  • Slovenian Prime Minister Alenka Bratusek is set to step down if she’s ousted as leader of the Positive Slovenia party. This move could trigger an early vote and could also threaten the country’s fight to avoid becoming the next euro-bailout case. Bratusek has been committed to fixing ailing banks and raising investor confidence since taking over in March, according to Bloomberg. Slovenia is trying to rescue its mostly state-owned banking industry following a six-quarter recession. The country is moving bad loans, worth more than one-fifth of economic output, into a “bad bank” as well as injecting new capital into lenders.
  • Many investors are worried that the expectations for favorable policies, coming from China’s third plenary meeting of the 18th Party Congress in November, are too high. This could cause the market to sell off if those expectations are not met.
  • Two hurricanes that struck Mexico last month have led traders to increase their bets that the central bank will lower borrowing costs in order to alleviate any damage to economic growth. According to Bloomberg, there is a 76 percent chance that Mexico’s central bank will cut its benchmark rate by 0.25 percentage point in the next three months. However, hurricanes Ingrid and Manuel, leaving 157 people deceased, flooded crops and disrupted logistics as well as transportation. The destruction will likely push up inflation as food prices rise, limiting room for the central bank to maneuver monetary policy in an economy already growing at the slowest pace since 2009.
Previous Article


Next Article

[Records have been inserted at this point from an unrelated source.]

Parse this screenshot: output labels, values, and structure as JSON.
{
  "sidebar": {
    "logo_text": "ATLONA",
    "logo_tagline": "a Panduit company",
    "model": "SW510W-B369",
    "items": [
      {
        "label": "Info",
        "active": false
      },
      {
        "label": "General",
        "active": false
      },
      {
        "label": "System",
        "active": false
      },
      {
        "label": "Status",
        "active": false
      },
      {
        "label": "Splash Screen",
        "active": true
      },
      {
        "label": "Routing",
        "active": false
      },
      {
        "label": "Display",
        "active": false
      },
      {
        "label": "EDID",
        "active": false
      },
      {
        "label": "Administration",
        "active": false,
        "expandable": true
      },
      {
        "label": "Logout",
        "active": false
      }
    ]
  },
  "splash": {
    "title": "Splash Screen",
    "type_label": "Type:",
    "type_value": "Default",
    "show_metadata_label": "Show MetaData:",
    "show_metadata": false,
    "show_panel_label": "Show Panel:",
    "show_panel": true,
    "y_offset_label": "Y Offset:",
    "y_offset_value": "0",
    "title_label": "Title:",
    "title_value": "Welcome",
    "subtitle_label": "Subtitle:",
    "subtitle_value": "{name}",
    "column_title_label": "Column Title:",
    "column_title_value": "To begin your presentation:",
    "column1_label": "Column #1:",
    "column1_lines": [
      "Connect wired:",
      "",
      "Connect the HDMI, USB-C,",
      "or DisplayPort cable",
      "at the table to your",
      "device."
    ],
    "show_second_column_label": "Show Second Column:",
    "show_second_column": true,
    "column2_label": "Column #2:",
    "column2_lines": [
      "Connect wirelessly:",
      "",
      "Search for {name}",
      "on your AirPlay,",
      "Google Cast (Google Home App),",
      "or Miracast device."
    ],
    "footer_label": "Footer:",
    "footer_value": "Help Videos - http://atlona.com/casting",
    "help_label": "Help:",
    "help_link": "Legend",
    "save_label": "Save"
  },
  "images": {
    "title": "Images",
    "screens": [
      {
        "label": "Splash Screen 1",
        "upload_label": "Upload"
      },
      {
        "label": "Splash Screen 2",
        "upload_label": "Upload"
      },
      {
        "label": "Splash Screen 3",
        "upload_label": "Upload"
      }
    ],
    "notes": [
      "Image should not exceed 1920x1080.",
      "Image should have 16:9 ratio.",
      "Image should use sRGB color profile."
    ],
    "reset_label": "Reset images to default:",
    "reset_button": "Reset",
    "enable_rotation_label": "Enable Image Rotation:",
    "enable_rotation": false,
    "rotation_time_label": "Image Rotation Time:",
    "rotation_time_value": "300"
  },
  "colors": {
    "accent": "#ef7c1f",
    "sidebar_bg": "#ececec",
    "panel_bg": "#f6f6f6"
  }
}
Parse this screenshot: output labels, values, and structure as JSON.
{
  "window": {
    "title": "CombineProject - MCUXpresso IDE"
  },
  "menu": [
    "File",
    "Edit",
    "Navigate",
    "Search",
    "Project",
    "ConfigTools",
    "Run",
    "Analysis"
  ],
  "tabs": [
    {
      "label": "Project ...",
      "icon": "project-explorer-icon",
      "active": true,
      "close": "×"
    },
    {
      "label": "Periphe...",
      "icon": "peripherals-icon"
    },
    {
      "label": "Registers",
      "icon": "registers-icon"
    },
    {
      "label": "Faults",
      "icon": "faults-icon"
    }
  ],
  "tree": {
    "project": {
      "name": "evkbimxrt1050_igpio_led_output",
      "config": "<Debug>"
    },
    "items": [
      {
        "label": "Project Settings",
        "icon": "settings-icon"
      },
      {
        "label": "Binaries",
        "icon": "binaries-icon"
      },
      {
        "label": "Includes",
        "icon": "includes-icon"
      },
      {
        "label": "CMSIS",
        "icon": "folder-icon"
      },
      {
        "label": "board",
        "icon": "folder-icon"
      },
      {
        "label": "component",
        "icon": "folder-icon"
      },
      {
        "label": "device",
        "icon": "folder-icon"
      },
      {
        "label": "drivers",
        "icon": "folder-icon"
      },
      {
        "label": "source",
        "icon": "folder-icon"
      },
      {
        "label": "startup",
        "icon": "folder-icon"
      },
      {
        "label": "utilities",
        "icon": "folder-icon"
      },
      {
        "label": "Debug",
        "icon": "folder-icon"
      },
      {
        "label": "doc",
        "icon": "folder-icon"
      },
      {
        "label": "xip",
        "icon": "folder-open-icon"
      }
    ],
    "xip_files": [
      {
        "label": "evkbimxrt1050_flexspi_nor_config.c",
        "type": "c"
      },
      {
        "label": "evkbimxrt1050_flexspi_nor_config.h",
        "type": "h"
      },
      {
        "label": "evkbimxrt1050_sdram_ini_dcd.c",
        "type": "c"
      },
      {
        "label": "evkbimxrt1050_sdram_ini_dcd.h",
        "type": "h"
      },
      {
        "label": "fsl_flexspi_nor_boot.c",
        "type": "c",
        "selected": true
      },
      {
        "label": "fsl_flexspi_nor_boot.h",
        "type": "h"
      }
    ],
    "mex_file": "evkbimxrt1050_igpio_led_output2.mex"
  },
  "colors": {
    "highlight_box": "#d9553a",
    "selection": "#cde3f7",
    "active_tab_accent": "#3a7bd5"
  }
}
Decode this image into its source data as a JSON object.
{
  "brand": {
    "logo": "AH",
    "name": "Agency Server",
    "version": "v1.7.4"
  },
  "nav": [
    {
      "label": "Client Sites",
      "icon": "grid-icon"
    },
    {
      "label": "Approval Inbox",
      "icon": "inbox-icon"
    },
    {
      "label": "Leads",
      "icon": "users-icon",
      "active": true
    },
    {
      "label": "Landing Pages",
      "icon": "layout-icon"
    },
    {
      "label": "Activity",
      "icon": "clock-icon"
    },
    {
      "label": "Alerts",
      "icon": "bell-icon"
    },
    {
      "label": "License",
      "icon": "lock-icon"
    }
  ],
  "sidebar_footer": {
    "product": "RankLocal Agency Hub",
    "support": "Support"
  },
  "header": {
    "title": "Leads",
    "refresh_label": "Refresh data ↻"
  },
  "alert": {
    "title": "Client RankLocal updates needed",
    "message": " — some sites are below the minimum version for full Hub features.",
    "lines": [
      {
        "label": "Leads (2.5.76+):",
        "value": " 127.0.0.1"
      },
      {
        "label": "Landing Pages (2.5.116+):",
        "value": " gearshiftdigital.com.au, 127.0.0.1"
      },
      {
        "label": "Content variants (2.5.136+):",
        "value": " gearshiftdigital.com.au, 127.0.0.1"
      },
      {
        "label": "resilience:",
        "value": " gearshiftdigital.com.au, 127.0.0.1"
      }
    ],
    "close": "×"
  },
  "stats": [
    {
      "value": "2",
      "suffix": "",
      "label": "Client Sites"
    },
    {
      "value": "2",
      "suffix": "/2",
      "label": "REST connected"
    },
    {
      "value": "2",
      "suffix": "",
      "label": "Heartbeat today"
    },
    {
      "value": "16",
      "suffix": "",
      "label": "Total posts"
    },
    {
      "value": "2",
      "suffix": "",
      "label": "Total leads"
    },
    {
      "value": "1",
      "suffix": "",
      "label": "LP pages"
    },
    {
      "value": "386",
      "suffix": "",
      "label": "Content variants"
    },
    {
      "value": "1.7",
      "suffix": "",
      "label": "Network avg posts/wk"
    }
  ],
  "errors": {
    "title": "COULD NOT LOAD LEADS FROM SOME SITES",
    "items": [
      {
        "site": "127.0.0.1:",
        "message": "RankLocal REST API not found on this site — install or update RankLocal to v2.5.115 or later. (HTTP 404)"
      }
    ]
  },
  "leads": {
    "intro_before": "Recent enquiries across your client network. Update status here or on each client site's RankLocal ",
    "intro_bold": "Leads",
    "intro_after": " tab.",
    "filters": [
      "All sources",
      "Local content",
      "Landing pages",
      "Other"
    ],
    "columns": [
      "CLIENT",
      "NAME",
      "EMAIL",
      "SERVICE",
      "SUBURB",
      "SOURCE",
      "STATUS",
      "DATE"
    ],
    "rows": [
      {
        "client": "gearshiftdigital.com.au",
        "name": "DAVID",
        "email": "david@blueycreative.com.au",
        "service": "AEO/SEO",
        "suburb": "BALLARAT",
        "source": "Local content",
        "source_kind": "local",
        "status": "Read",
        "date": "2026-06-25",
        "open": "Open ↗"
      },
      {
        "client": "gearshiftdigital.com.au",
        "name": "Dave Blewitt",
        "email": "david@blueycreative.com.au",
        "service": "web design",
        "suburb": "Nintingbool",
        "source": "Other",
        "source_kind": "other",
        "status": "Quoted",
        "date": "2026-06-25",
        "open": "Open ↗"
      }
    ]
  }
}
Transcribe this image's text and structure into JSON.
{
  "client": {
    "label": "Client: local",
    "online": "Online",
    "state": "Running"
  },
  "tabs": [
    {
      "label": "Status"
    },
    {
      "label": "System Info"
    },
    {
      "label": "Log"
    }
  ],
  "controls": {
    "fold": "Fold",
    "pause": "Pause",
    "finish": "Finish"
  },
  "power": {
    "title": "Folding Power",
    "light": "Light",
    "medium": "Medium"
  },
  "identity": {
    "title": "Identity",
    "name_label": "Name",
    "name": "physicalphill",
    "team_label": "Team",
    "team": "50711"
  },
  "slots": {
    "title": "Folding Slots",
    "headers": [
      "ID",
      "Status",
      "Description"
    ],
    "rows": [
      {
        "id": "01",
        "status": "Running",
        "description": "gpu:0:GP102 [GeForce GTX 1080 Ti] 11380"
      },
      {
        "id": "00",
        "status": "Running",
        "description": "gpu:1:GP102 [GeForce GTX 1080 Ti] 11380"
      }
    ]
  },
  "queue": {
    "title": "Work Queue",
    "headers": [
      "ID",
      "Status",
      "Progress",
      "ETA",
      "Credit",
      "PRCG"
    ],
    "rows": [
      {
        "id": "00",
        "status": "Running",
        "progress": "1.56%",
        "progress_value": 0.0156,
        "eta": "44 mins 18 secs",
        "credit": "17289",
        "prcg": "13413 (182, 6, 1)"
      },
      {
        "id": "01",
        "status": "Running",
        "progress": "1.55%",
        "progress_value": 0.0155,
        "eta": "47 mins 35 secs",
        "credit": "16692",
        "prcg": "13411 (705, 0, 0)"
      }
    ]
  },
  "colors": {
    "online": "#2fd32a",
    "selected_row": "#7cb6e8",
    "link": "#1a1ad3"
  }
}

Energy and Natural Resources Market Radar (October 7, 2013)

Related Posts
Subscribe to AdvisorAnalyst.com notifications
Watch. Listen. Read. Raise your average.